• The Indian government refused to grant a visa to journalist Hasnain Kazim of the German weekly ‘Der Spiegel’, ostensibly because he covered the 2008 terror attacks in Mumbai without a journalist’s visa.
Courtesy Hasnai Kazim
According to Kazim, he was due to visit India on holiday in December 2008 and had been granted a journalist’s visa with a “no reporting allowed” clause (all journalists visiting India on holiday are tracked in this manner). When the terror attack started, he decided to fly to India sooner and requested to have his visa changed at the Indian consulate in Hamburg. “I was told that I could report with the visa I had and that I should ‘go tell the world what’s happening in India’. But it’s entirely my fault that I didn’t get this in writing,” Kazim says over the phone from Pakistan.
When contacted for comment, a government official who did not wish to be named said Kazim’s case was purely one of visa violation, something that no government would tolerate.
• French photojournalist Viviane Dalles quit her job at the archives of the ‘Magnum’ agency in Paris to come to Tamil Nadu following the tsunami in early 2005. Recognizing the potential of documentary photography, after two years she decided to stay on in the country and applied for a journalist’s visa. She was granted a one-year journalist visa. She did stories for the French papers ‘Le Monde’ and ‘Le Figaro’ and worked on stories about Tibetan refugees and the Dharavi slum in Mumbai, among other projects.

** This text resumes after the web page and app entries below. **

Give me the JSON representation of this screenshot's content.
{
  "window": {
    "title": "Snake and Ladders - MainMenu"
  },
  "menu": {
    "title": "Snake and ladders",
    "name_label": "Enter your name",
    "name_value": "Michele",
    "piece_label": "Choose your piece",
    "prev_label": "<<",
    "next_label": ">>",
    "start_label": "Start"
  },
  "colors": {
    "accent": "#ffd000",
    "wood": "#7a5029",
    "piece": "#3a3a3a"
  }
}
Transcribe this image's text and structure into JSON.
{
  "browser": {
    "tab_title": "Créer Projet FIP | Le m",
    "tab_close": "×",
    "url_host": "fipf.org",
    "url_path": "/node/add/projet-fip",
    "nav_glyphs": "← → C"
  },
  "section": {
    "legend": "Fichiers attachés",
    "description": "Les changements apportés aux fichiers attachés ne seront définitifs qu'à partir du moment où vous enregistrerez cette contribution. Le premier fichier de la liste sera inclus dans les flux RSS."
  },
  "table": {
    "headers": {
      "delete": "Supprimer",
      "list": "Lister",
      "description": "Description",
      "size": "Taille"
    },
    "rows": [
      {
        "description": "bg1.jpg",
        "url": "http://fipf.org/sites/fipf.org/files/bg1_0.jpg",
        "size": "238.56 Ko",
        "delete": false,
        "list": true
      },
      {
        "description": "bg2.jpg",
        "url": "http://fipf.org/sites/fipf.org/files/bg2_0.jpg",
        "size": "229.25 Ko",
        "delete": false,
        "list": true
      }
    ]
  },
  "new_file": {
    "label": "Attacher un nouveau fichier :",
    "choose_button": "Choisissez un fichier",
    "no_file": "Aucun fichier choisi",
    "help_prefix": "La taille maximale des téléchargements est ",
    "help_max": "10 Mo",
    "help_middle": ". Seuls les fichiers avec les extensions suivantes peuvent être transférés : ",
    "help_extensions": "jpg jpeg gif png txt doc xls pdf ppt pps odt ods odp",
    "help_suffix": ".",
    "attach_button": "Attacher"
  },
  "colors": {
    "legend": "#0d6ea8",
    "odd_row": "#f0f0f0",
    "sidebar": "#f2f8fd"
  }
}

In July 2008, Dalles was refused entry back into the country after a month-long holiday in France (her journalist visa hadn’t expired at this time). Before her holiday, she had made a trip to the north of Assam to document the activities of the Internal Displacement Monitoring Centre. When she arrived at Delhi airport, Dalles was asked to buy a ticket back to Paris. She has been unable to return to India since. A few months ago, her application for a tourist visa to fetch her belongings, which were still in India, was turned down. “I love India and I hate India. This country keeps me fascinated,” says Dalles, who is really keen on returning to India.
When contacted for comment, a government official said the decision to disallow Dalles from returning to the country was a “considered one”.
• According to information made available by the media watchdog Reporters Without Borders, Swedish freelance journalist Ulrika Nandra’s problems began in autumn 2007 when she was about to make a second visit to India as a freelance journalist. She submitted a visa application in September, but more than one year later she had still received no response. Representatives of the media for which Nandra worked, state-run ‘Sveriges Television’ and daily newspaper ‘Svenska Dagbladet’, held a meeting with the Indian embassy in February 2008 in which the embassy said they were displeased with her reports, including one about sex trafficking in Mumbai and a series of articles about changing gender roles in India.
Reliable sources have told Nandra, who is half-Indian, that it is uncertain that she will ever be able to return to the country, even on a tourist visa. Apart from working in India as a journalist, Nandra also has relatives here, making the visa rejection a strong personal blow.